(b) Changes to the time-limits for commencement of development
Scottish Government’s section 36C guidance notes that a standard condition of any section 36 consent is that development must commence within five years of the consent, or such other period as the Scottish Ministers may thereafter direct. A developer may write to the Scottish Ministers requesting such a direction. Any direction which Ministers may choose to make in accordance with the condition will operate to extend the implementation date only in respect of the Electricity Act consent. Such a direction does not operate to extend the implementation date for any associated deemed planning permission. However, on varying a section 36 consent it is open to the Scottish Ministers to make a direction for planning permission to be deemed to be granted afresh. This would then operate as a new planning permission and new time limits for implementation would apply. The effect of such a direction would be to grant a new development consent, and, where a new development consent is sought, a new EIA report for the development may be required.
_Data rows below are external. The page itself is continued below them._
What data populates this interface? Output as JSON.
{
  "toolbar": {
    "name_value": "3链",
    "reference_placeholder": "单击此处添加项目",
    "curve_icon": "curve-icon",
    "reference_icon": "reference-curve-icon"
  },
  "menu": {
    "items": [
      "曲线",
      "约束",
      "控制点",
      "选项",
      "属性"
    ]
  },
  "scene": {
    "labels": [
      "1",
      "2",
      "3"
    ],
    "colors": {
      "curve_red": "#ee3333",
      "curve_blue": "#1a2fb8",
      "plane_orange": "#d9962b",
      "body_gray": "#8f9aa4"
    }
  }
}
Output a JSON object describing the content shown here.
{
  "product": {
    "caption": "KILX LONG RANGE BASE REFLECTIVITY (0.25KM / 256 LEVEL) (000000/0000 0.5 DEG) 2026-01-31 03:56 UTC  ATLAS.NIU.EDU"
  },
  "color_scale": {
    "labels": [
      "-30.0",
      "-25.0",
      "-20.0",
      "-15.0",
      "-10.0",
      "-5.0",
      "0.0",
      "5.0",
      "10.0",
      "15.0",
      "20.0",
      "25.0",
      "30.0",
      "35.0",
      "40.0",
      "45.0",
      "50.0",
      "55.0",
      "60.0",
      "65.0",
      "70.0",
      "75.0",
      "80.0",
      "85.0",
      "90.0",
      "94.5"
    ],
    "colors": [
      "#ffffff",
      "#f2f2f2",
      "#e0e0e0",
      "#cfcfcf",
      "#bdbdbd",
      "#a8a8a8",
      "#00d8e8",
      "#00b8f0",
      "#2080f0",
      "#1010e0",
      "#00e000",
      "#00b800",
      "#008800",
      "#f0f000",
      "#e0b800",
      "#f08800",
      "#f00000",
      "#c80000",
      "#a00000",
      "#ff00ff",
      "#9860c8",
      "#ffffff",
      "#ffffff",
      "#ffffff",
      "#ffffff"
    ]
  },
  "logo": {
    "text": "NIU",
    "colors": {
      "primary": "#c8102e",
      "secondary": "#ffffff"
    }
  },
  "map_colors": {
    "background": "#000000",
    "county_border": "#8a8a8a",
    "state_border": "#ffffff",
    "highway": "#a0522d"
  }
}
The resultant new EIA report would cover the same full range of environmental issues that was considered in the original application, and it may be possible to largely draw upon the earlier EIA report or environmental statement.
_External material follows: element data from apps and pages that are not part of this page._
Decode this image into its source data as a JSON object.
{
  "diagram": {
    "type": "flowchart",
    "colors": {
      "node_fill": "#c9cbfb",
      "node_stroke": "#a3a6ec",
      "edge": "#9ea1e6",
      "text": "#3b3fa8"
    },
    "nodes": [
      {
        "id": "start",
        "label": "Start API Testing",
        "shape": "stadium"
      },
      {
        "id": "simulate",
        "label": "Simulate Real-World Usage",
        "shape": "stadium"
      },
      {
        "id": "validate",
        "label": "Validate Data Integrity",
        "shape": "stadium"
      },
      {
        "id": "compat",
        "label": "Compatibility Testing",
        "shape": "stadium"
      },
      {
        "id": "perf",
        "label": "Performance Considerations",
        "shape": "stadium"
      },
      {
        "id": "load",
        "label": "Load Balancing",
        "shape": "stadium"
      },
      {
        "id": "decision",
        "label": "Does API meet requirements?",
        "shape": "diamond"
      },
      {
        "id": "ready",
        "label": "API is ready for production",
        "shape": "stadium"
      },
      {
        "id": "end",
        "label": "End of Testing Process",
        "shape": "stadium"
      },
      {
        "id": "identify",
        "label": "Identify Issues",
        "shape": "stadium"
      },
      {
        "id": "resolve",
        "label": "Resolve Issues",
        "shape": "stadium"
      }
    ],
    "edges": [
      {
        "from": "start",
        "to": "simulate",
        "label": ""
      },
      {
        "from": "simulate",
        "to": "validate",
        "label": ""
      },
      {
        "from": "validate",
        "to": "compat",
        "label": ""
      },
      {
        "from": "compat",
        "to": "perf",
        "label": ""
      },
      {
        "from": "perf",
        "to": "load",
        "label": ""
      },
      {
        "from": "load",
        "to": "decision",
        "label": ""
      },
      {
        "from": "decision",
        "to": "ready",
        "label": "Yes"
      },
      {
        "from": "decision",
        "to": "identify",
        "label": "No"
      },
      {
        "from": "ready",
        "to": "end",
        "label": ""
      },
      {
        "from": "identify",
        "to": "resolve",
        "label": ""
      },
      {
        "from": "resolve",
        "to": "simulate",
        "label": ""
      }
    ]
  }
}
In these circumstances the focus for our advice may be on any updating required, for example considering whether there may have been changes to current knowledge and assessment methods that could now potentially result in the identification of new or intensified significant effects.
As a more general point, it is worth noting that if, on varying a section 36 consent, the deemed planning permission is also potentially to be varied in some way (e.g. changes to track layout) then the implication of those changes may also need to be considered for EIA. This would also be taken into account by Scottish Government when carrying out any screening exercise.
Habitats Regulations Appraisal
Under the Habitats Regulations, all competent authorities must consider whether any plan or project will have a likely significant effect on a European site. If so, they must carry out an appropriate assessment. This is known as Habitats Regulations Appraisal (HRA).
In every case where HRA has been previously carried out, the continued suitability of that HRA for the variation application should be considered by the competent authority. In some cases a revision to the previous HRA may be needed. This may require a new consultation with us over any appropriate assessment, in which case we should provide advice.
Where a proposal has previously been subject to HRA, and the effect of the variation application can be demonstrated to be clearly insubstantial, it will still be good practice for the competent authority to record why this is so as part of an update to the original HRA. As little as a couple of sentences presenting such reasoning could be considered as an update to the previous HRA, if the situation warrants it.
Where a proposal has not previously been subject to HRA, consideration should be given to the potential new need for HRA, noting that there sometimes may be circumstances where even a seemingly small change in methodology, timing, infrastructure etc., might trigger a change in position from ‘no likely significant effect’ to ‘likely significant effect’ on a European site, or a change in position regarding the appropriate assessment test on-site integrity.
The focus of our advice should be on any new or intensified significant effects. If relevant, we should reference our earlier consultation response as context, but avoid repeating detail.
If we objected to the original, now consented, proposal, we should specify how the variation application has or hasn’t altered the effects that were the basis for our objection. Where the variation application gives rise to new or intensified significant effects relating to the same objection issue, it will be a matter of judgement as to whether to present our advice in the form of a new objection. We should not repeat our objection if there are no new or intensified significant effects, and any further grounds for a new objection will require the usual level of approval.